It is not too uncommon to almost equate Indian food with Chicken Tikka Masa in the West. Even though there is no unanimous agreement about where and how this famous dish originated, there is, nevertheless, almost a consensus that it was created by immigrants from India or Bangladesh in Great Britain as result of multiculturalism and culinary ingenuity.
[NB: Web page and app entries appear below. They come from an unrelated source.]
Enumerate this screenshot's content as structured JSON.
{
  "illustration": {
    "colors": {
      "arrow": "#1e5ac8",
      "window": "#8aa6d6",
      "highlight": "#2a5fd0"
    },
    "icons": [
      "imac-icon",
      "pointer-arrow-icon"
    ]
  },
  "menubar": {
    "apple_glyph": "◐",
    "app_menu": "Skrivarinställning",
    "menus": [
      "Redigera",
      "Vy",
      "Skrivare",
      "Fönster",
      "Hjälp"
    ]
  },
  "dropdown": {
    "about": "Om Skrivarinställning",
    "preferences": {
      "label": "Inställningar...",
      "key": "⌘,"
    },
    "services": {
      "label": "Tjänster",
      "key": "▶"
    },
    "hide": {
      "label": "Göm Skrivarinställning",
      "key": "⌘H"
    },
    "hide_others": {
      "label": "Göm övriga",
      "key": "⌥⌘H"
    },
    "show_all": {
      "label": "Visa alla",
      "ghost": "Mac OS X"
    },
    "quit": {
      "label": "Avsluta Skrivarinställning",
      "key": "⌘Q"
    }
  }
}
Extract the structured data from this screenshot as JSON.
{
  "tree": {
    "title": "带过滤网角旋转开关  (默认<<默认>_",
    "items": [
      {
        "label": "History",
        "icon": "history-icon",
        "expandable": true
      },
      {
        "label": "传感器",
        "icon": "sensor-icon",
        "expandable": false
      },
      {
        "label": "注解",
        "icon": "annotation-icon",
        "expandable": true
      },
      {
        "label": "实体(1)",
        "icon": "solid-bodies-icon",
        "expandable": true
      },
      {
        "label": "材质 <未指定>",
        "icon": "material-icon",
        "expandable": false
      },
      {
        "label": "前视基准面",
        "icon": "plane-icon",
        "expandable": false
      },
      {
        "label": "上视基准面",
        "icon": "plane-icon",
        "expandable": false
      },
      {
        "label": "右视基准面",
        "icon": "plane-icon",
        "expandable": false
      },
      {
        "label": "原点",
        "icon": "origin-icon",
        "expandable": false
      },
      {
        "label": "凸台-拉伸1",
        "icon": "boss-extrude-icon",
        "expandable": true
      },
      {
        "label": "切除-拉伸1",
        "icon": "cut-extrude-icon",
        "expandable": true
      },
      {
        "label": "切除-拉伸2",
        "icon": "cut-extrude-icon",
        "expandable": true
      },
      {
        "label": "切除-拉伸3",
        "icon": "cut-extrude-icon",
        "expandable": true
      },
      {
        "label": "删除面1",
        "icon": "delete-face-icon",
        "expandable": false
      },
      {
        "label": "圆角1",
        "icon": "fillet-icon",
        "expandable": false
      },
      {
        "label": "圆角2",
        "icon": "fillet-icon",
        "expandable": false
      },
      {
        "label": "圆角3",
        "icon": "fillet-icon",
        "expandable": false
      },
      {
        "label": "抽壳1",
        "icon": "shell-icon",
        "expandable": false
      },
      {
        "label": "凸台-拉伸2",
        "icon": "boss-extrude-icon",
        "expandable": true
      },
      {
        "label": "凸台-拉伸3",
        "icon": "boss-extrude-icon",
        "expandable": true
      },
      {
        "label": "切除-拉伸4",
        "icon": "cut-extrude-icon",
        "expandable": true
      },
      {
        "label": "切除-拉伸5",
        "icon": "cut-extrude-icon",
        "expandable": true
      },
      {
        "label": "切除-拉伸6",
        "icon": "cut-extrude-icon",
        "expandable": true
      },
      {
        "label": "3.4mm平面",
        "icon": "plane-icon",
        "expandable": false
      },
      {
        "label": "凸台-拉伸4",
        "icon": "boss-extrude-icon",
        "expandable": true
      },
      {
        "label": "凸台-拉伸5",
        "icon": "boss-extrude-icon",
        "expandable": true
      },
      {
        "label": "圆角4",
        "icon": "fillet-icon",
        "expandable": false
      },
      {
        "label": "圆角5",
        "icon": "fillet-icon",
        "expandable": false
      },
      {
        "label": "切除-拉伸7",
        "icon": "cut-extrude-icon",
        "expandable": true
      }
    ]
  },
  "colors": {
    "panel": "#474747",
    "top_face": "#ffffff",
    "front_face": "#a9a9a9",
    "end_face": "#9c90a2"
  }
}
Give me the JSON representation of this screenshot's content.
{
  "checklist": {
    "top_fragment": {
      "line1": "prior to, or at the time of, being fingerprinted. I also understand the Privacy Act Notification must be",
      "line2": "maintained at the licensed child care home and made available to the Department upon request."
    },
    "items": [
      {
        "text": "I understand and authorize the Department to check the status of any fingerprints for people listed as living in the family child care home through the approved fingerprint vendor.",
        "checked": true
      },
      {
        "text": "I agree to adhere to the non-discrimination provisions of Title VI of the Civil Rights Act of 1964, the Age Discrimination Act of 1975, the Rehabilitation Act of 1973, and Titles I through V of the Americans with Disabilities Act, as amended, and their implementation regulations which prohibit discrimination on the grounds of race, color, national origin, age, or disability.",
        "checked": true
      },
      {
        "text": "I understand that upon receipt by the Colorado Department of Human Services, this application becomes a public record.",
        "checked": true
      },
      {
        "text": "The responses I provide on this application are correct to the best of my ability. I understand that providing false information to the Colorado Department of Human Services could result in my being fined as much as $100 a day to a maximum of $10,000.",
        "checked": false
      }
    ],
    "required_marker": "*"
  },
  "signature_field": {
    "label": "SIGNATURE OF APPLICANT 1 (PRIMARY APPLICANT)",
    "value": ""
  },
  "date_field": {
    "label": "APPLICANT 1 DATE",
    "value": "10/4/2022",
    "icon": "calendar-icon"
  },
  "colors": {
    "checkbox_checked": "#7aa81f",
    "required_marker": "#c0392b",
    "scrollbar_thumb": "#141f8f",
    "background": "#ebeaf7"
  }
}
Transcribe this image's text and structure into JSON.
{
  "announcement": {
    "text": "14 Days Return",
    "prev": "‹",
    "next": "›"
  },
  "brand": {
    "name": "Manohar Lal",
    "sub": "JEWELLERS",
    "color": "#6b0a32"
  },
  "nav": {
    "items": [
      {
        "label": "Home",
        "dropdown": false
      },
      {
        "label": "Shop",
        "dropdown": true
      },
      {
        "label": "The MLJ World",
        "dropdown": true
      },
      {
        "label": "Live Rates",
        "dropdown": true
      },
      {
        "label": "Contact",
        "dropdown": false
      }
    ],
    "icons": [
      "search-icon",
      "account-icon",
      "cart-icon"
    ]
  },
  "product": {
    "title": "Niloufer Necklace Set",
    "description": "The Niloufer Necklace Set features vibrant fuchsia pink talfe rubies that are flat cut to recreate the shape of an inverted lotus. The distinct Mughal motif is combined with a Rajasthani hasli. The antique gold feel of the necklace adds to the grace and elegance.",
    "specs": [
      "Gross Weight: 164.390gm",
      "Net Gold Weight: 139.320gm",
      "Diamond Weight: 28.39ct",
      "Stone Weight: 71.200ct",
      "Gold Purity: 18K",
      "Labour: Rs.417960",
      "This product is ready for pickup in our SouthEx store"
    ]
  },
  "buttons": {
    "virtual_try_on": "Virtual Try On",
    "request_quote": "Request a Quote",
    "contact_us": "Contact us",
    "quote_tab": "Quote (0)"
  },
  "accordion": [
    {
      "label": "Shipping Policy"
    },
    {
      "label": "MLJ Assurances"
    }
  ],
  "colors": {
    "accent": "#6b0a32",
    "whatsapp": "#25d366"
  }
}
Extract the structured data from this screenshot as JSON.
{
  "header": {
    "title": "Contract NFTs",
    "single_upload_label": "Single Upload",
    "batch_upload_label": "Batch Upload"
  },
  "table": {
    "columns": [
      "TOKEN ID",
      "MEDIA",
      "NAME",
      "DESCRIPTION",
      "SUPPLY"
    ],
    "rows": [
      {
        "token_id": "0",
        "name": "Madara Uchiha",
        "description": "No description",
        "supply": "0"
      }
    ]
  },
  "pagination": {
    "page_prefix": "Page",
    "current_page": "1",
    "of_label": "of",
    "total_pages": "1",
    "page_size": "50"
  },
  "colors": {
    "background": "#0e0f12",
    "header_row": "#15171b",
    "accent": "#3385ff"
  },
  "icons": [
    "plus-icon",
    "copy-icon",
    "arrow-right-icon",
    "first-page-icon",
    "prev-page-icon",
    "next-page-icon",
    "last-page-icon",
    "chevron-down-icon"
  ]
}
A few disbelievers claim it originated in India, but one thing is certain: Unlike in the West, Chicken Tikka Masala lives a rather obscure existence within the borders of India.
“Tikka” is a cooking tradition that goes all the way back to the rule of the Mughal Dynasty in Northern India. “Tikka” means “pieces” and refers to small pieces of meat or vegetables, which are marinated, put on skewers, and grilled in a very hot tandoor oven.
“Chicken Tikka”, therefore, refers to pieces of marinated and grilled chicken, while “Masala” is the name for the uncountable spice blends both sold at the market or made from scratch in the Indian households.
Though the dish, by all accounts, is created by sheer luck and improvisation (as so many other things), it has become exceptionally popular in just a few decades. In Great Britain where it first emerged, it is so widespread that the then British Foreign Secretary Robin Cook in a speech in 2001 declared Chicken Tikka Masala “a true national dish”. Cook’s reasoning was that the dish was “a perfect illustration of the way Britain absorbs and adapts external influences.”
In hindsight, how Chicken Tikka Masala was originally devised seems obvious: you marinate and grill some chicken and then add it to a curry (Indian stew/gravy).
Likewise, cooking Bindia’s Chicken Tikka Masala appears deceivingly simple for the untrained eye: first we marinate chicken tenderloins in our own marinade made of tandoori spices, which are spices that can handle the scorching heat of a tandoor oven. In our marinade these includes spices like ginger, turmeric, and fenugreek. Finally, we grill the meat at very temperatures to ensure that it doesn’t dry out, but stays juicy, tasty, and tender.
The curry used for Bindia’s Chicken Tikka Masala has a little more punch of ginger and cumin but is simultaneously creamy and nutty to balance out the final dish.